> Problem to work on: Check the records below for the word "this" and state how many lines contain it, replying with the number only.

> Exercise data:

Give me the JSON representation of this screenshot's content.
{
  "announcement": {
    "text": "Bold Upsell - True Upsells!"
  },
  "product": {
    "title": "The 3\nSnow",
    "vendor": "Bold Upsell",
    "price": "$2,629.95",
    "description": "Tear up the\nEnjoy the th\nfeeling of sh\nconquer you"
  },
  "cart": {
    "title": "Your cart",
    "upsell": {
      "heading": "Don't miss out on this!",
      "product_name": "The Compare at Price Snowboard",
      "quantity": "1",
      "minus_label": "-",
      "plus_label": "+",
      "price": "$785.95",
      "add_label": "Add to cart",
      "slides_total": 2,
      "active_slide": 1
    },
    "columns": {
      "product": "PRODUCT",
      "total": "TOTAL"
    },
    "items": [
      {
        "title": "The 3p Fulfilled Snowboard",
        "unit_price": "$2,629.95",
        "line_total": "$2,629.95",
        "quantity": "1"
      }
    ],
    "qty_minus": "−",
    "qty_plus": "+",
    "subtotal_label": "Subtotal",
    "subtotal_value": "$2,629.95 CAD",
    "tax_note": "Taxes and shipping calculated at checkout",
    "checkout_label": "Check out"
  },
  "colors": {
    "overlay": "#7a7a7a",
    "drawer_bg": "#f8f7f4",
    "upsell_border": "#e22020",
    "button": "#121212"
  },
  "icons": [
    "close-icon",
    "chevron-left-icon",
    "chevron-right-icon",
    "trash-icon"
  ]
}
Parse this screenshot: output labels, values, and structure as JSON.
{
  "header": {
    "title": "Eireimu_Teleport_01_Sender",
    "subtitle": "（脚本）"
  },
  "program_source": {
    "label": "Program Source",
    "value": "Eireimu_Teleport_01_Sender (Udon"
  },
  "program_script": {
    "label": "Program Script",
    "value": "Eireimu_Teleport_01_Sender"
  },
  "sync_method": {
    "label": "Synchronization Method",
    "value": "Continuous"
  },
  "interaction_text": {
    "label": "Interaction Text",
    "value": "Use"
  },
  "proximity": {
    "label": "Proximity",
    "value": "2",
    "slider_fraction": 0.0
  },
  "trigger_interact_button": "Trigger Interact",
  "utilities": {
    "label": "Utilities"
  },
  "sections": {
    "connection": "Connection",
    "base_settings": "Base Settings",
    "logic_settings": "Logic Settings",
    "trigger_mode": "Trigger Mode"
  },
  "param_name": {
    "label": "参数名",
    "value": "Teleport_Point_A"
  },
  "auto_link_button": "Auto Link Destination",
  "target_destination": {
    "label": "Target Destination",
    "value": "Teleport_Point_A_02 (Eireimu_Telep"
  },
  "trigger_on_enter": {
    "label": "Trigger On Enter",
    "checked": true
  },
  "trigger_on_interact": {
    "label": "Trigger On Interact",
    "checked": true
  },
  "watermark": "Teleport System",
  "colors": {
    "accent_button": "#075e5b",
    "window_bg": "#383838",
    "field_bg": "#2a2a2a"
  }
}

> Answer below: 3